And now for some more (possibly unwarranted) ranting:

I have heard statements like "I go through a whole box of paper before I get a print I'm satisfied with", "if you get one good shot on a roll of 36 exposures you're doing well", "if I get one good shot on an 8 megabyte card I'm doing well".

In my not at all humble opinion, if you can't see what you're shooting before your push the shutter button, stop, put down the camera and stare at the subject until you know what you are doing. Great pictures are not stumbled upon or lucked into anywhere as frequently as you think.

I've been at this for thirty-five years so I have a damn good sense of what I will get when I shoot, read the Ansel Adam's books religiously, and went and looked at the work of Adams, the various Westons, Cartier-Bresson, et al., and most importantly absorbed the work of the great painters, as well as having spent countless hours printing in a wet darkroom under intense pressure to make reproduction quality prints from negatives that were underexposed and over-developed, and worked for editors whose standards were quite high, so I have absolutely no patience for the above statements.

The paper and film manufacturers probably loved the one-shot-in-36 and one-print-in-a-hundred-sheets part of the photographic community, but really, if we want to be considered artists, let's show some sort of skill that transcends luck as well as saves materials. Ink cartridge and paper manufacturers also do real well in the print yourself silly world.

Gary Winograd was an example of this sort of mind set. He shot endlessly, often without raising the camera to his eye, and when he died left a ton of unedited work behind (somewhere in the area of a thousand rolls of film). He rode the critical waves, disliked when alive, lionized just before and after he died, but also held up as some sort of example to the aspiring "street photographer".

Maybe it's a valid way of working, but it's wasteful and sloppy.

He also belonged to the "contempt for the subject" school of photography epitomized by Diane Arbus.

OK - I am a grouch.

Saturday, May 1, 2010


Maybe this post should be called "Singing for Our Suppers"...

Am revamping my web sites to better reflect my current self. Pared away anything non-image related, and am uploading a whole new slew of stuff. Site should be finished and up in about a week.

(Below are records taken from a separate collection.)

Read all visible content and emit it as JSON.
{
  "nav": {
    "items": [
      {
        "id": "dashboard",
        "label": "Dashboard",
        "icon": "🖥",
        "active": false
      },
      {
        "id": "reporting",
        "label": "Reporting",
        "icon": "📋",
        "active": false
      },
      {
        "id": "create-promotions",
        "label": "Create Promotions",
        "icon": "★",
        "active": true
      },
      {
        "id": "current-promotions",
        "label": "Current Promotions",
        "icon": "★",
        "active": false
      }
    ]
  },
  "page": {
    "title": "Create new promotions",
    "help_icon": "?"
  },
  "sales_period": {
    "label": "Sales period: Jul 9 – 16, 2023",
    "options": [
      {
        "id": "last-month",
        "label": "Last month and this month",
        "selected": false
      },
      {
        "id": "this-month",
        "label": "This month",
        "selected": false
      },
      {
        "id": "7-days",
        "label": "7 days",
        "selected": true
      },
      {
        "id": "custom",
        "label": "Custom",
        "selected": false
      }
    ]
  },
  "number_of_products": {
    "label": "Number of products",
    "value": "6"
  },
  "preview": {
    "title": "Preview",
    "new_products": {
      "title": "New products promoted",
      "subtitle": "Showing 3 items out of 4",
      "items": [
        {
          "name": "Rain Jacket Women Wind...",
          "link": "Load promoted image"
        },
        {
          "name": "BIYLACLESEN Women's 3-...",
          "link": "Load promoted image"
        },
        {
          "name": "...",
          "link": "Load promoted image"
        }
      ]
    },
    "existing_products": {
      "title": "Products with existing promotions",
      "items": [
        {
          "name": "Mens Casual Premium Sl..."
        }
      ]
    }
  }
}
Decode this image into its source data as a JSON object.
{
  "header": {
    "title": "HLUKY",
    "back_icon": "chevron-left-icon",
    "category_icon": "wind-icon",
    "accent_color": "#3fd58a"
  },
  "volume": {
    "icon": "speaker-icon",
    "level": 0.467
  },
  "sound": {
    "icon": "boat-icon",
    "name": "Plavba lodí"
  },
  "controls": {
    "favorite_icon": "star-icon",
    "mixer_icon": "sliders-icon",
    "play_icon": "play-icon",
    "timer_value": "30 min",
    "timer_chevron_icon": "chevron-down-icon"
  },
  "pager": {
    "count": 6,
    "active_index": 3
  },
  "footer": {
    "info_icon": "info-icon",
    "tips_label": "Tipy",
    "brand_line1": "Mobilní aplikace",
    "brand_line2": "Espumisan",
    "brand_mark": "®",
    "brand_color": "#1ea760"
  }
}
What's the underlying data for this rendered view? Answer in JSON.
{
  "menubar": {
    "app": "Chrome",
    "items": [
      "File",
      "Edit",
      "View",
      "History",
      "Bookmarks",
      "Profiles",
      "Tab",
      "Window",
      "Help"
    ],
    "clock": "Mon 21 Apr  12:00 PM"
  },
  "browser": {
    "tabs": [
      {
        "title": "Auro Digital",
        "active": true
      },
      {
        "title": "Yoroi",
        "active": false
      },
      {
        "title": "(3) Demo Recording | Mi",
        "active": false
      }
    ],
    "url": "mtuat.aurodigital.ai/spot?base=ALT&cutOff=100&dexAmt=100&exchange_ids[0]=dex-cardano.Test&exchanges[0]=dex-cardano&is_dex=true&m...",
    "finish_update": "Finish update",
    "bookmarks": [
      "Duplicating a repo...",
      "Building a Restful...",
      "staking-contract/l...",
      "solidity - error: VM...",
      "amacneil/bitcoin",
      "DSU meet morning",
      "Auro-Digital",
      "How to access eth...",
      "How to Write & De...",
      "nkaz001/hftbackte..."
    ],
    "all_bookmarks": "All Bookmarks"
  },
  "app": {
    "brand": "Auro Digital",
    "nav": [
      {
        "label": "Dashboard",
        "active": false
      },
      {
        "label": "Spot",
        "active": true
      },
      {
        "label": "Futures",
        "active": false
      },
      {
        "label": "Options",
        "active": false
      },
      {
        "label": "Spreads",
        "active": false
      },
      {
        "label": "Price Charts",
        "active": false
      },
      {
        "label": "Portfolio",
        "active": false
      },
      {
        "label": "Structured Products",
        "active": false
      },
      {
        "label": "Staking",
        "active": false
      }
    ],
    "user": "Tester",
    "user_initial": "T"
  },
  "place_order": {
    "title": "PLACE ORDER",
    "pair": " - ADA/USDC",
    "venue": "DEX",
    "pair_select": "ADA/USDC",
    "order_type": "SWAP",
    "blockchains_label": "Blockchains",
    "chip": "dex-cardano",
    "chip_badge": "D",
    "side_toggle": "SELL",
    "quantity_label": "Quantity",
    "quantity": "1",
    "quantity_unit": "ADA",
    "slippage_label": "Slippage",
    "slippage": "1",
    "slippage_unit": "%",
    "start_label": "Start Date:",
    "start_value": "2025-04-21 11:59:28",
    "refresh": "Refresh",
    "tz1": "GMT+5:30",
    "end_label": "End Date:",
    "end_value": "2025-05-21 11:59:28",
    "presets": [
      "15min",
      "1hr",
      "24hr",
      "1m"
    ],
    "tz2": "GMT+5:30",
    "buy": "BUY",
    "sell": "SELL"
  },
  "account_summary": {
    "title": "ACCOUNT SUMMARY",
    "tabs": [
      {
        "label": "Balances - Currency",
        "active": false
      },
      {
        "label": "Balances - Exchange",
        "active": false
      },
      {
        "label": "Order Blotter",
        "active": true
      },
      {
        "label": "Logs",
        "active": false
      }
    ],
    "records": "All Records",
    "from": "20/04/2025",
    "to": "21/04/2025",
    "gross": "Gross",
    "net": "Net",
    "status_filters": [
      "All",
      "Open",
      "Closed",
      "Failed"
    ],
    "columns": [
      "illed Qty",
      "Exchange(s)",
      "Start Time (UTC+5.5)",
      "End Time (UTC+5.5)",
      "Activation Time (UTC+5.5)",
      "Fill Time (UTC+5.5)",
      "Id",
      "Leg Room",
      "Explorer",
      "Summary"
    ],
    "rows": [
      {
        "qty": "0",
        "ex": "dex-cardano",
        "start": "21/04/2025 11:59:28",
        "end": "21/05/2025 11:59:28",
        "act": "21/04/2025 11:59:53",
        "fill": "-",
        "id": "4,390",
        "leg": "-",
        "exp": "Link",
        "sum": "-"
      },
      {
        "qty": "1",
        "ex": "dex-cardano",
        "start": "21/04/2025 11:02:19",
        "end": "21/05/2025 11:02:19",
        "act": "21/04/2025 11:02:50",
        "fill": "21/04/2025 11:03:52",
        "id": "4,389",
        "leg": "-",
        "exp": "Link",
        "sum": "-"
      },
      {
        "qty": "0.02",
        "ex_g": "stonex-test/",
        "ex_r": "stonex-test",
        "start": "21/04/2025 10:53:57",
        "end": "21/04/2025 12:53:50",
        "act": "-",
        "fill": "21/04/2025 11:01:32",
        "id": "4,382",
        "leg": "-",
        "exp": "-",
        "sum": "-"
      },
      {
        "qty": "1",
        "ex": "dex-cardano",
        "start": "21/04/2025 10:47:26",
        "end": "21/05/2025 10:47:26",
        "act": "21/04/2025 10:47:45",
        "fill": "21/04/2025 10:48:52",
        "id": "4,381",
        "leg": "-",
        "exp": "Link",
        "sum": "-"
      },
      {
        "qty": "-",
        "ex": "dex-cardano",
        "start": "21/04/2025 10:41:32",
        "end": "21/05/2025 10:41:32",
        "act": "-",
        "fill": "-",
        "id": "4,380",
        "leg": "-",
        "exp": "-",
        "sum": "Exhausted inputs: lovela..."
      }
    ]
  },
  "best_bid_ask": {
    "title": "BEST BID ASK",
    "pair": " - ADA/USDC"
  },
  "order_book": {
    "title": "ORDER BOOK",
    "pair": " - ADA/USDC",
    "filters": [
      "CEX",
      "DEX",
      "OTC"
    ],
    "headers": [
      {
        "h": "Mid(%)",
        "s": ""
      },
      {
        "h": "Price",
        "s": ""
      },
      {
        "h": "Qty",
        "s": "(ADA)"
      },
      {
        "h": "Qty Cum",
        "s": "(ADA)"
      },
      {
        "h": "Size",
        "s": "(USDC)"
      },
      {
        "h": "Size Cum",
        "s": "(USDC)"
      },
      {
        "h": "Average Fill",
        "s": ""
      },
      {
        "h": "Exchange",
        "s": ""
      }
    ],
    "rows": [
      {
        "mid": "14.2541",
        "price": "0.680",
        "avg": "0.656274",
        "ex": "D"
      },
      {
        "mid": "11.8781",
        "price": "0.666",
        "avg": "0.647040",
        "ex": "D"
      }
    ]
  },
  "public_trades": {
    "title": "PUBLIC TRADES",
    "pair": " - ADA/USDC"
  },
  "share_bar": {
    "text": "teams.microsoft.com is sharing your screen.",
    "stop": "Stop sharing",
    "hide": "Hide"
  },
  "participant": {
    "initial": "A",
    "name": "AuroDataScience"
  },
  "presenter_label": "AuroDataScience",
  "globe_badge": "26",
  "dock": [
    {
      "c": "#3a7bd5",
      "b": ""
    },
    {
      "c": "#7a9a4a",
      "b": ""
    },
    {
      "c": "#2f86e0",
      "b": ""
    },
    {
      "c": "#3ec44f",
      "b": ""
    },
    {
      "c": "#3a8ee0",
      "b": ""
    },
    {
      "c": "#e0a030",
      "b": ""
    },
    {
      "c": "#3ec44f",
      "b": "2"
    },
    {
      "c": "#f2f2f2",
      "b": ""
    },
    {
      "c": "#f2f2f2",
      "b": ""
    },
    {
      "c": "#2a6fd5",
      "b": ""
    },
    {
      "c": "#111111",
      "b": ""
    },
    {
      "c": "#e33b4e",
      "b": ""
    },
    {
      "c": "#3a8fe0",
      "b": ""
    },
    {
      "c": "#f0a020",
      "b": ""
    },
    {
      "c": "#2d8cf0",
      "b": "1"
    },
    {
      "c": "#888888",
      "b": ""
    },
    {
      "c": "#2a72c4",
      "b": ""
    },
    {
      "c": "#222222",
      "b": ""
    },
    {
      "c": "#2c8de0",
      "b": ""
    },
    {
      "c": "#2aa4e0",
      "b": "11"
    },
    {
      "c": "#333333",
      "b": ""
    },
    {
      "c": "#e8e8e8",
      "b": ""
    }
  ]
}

The rough form can be seen at:

If anyone is reading this (which I tend to doubt since there aren't any cute cats) wander on over.